◆ **PROBLEM TO WORK ON**
Print the data exactly. Omit the pictures.

Content starts

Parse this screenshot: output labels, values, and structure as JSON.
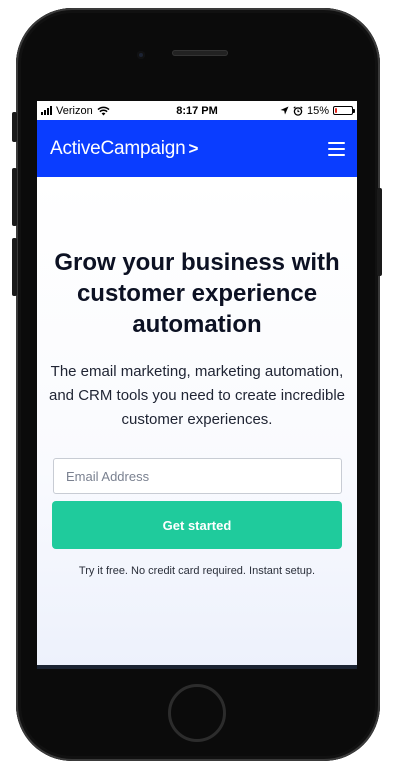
{
  "status_bar": {
    "carrier": "Verizon",
    "time": "8:17 PM",
    "battery_percent": "15%",
    "battery_level": 0.15,
    "battery_color": "#e0241b",
    "icons": [
      "signal-icon",
      "wifi-icon",
      "location-icon",
      "alarm-icon",
      "battery-icon"
    ]
  },
  "navbar": {
    "brand": "ActiveCampaign",
    "brand_mark": ">",
    "background": "#0a3dff",
    "menu_icon": "hamburger-menu-icon"
  },
  "hero": {
    "headline": "Grow your business with customer experience automation",
    "subheadline": "The email marketing, marketing automation, and CRM tools you need to create incredible customer experiences.",
    "email_placeholder": "Email Address",
    "email_value": "",
    "cta_label": "Get started",
    "cta_color": "#1fcb9c",
    "note": "Try it free. No credit card required. Instant setup."
  }
}
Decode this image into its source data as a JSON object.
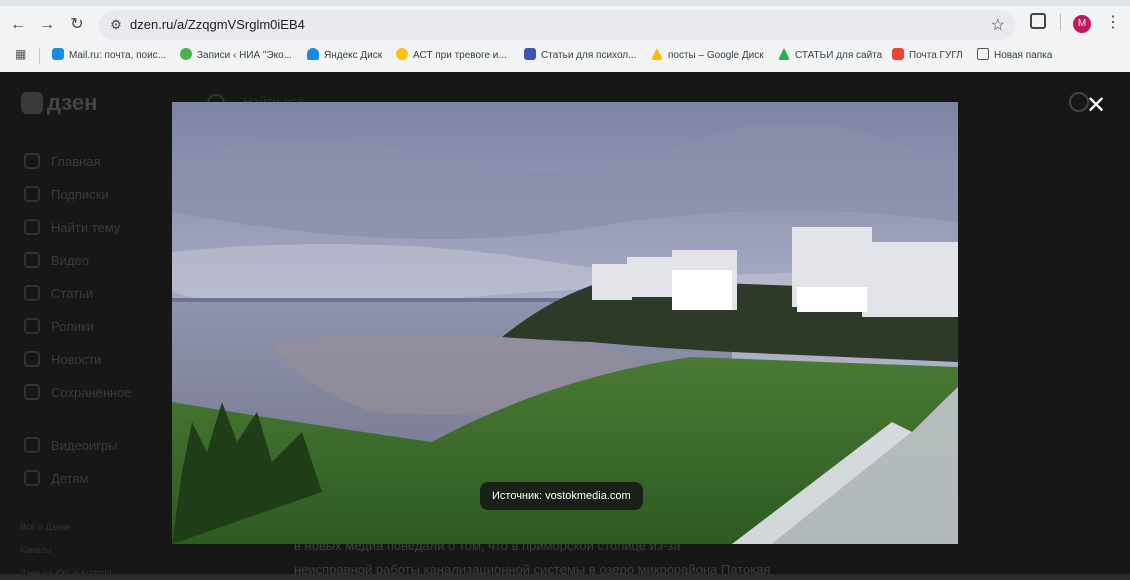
{
  "browser": {
    "url": "dzen.ru/a/ZzqgmVSrglm0iEB4",
    "profile_initial": "M",
    "bookmarks": [
      "Mail.ru: почта, поис...",
      "Записи ‹ НИА \"Эко...",
      "Яндекс Диск",
      "АСТ при тревоге и...",
      "Статьи для психол...",
      "посты – Google Диск",
      "СТАТЬИ для сайта",
      "Почта ГУГЛ",
      "Новая папка"
    ]
  },
  "page": {
    "logo_text": "дзен",
    "search_placeholder": "Найти всё",
    "sidebar": [
      "Главная",
      "Подписки",
      "Найти тему",
      "Видео",
      "Статьи",
      "Ролики",
      "Новости",
      "Сохранённое",
      "Видеоигры",
      "Детям"
    ],
    "sidebar_footer": [
      "Всё о Дзене",
      "Каналы",
      "Дзен на iOS и Android"
    ],
    "article_lines": [
      "в новых медиа поведали о том, что в приморской столице из-за",
      "неисправной работы канализационной системы в озеро микрорайона Патокая"
    ]
  },
  "viewer": {
    "caption": "Источник: vostokmedia.com"
  },
  "icons": {
    "back": "arrow-left-icon",
    "forward": "arrow-right-icon",
    "reload": "reload-icon",
    "site_settings": "tune-icon",
    "bookmark": "star-icon",
    "extensions": "puzzle-icon",
    "menu": "kebab-icon",
    "close": "close-icon"
  },
  "colors": {
    "avatar": "#c2185b",
    "overlay": "#171717"
  }
}
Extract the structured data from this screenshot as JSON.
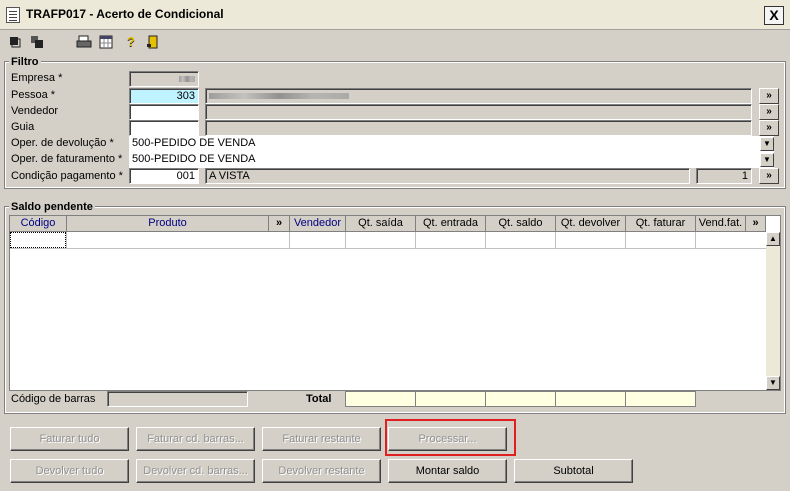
{
  "window": {
    "title": "TRAFP017 - Acerto de Condicional",
    "close_label": "X"
  },
  "toolbar": {
    "icons": [
      "expand-icon",
      "collapse-icon",
      "print-icon",
      "calendar-icon",
      "help-icon",
      "exit-door-icon"
    ]
  },
  "filtro": {
    "title": "Filtro",
    "empresa_label": "Empresa *",
    "pessoa_label": "Pessoa *",
    "pessoa_code": "303",
    "vendedor_label": "Vendedor",
    "guia_label": "Guia",
    "oper_devolucao_label": "Oper. de devolução *",
    "oper_devolucao_value": "500-PEDIDO DE VENDA",
    "oper_faturamento_label": "Oper. de faturamento *",
    "oper_faturamento_value": "500-PEDIDO DE VENDA",
    "condicao_label": "Condição pagamento *",
    "condicao_code": "001",
    "condicao_desc": "A VISTA",
    "condicao_count": "1",
    "lookup_label": "»"
  },
  "saldo": {
    "title": "Saldo pendente",
    "columns": [
      "Código",
      "Produto",
      "»",
      "Vendedor",
      "Qt. saída",
      "Qt. entrada",
      "Qt. saldo",
      "Qt. devolver",
      "Qt. faturar",
      "Vend.fat.",
      "»"
    ],
    "barcode_label": "Código de barras",
    "total_label": "Total"
  },
  "buttons": {
    "faturar_tudo": "Faturar tudo",
    "faturar_cd_barras": "Faturar cd. barras...",
    "faturar_restante": "Faturar restante",
    "processar": "Processar...",
    "devolver_tudo": "Devolver tudo",
    "devolver_cd_barras": "Devolver cd. barras...",
    "devolver_restante": "Devolver restante",
    "montar_saldo": "Montar saldo",
    "subtotal": "Subtotal"
  },
  "colors": {
    "highlight": "#e02020",
    "required_field": "#bff3ff",
    "total_field": "#ffffe1"
  }
}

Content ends

◆ **RESULT FOR THIS EXERCISE**
Parse this screenshot: output labels, values, and structure as JSON.
{
  "status_bar": {
    "carrier": "Verizon",
    "time": "8:17 PM",
    "battery_percent": "15%",
    "battery_level": 0.15,
    "battery_color": "#e0241b",
    "icons": [
      "signal-icon",
      "wifi-icon",
      "location-icon",
      "alarm-icon",
      "battery-icon"
    ]
  },
  "navbar": {
    "brand": "ActiveCampaign",
    "brand_mark": ">",
    "background": "#0a3dff",
    "menu_icon": "hamburger-menu-icon"
  },
  "hero": {
    "headline": "Grow your business with customer experience automation",
    "subheadline": "The email marketing, marketing automation, and CRM tools you need to create incredible customer experiences.",
    "email_placeholder": "Email Address",
    "email_value": "",
    "cta_label": "Get started",
    "cta_color": "#1fcb9c",
    "note": "Try it free. No credit card required. Instant setup."
  }
}
Decode this image into its source data as a JSON object.
{
  "browser": {
    "url": "dzen.ru/a/ZzqgmVSrglm0iEB4",
    "profile_initial": "M",
    "bookmarks": [
      "Mail.ru: почта, поис...",
      "Записи ‹ НИА \"Эко...",
      "Яндекс Диск",
      "АСТ при тревоге и...",
      "Статьи для психол...",
      "посты – Google Диск",
      "СТАТЬИ для сайта",
      "Почта ГУГЛ",
      "Новая папка"
    ]
  },
  "page": {
    "logo_text": "дзен",
    "search_placeholder": "Найти всё",
    "sidebar": [
      "Главная",
      "Подписки",
      "Найти тему",
      "Видео",
      "Статьи",
      "Ролики",
      "Новости",
      "Сохранённое",
      "Видеоигры",
      "Детям"
    ],
    "sidebar_footer": [
      "Всё о Дзене",
      "Каналы",
      "Дзен на iOS и Android"
    ],
    "article_lines": [
      "в новых медиа поведали о том, что в приморской столице из-за",
      "неисправной работы канализационной системы в озеро микрорайона Патокая"
    ]
  },
  "viewer": {
    "caption": "Источник: vostokmedia.com"
  },
  "icons": {
    "back": "arrow-left-icon",
    "forward": "arrow-right-icon",
    "reload": "reload-icon",
    "site_settings": "tune-icon",
    "bookmark": "star-icon",
    "extensions": "puzzle-icon",
    "menu": "kebab-icon",
    "close": "close-icon"
  },
  "colors": {
    "avatar": "#c2185b",
    "overlay": "#171717"
  }
}
Extract the structured data from this screenshot as JSON.
{
  "window": {
    "title": "TRAFP017 - Acerto de Condicional",
    "close_label": "X"
  },
  "toolbar": {
    "icons": [
      "expand-icon",
      "collapse-icon",
      "print-icon",
      "calendar-icon",
      "help-icon",
      "exit-door-icon"
    ]
  },
  "filtro": {
    "title": "Filtro",
    "empresa_label": "Empresa *",
    "pessoa_label": "Pessoa *",
    "pessoa_code": "303",
    "vendedor_label": "Vendedor",
    "guia_label": "Guia",
    "oper_devolucao_label": "Oper. de devolução *",
    "oper_devolucao_value": "500-PEDIDO DE VENDA",
    "oper_faturamento_label": "Oper. de faturamento *",
    "oper_faturamento_value": "500-PEDIDO DE VENDA",
    "condicao_label": "Condição pagamento *",
    "condicao_code": "001",
    "condicao_desc": "A VISTA",
    "condicao_count": "1",
    "lookup_label": "»"
  },
  "saldo": {
    "title": "Saldo pendente",
    "columns": [
      "Código",
      "Produto",
      "»",
      "Vendedor",
      "Qt. saída",
      "Qt. entrada",
      "Qt. saldo",
      "Qt. devolver",
      "Qt. faturar",
      "Vend.fat.",
      "»"
    ],
    "barcode_label": "Código de barras",
    "total_label": "Total"
  },
  "buttons": {
    "faturar_tudo": "Faturar tudo",
    "faturar_cd_barras": "Faturar cd. barras...",
    "faturar_restante": "Faturar restante",
    "processar": "Processar...",
    "devolver_tudo": "Devolver tudo",
    "devolver_cd_barras": "Devolver cd. barras...",
    "devolver_restante": "Devolver restante",
    "montar_saldo": "Montar saldo",
    "subtotal": "Subtotal"
  },
  "colors": {
    "highlight": "#e02020",
    "required_field": "#bff3ff",
    "total_field": "#ffffe1"
  }
}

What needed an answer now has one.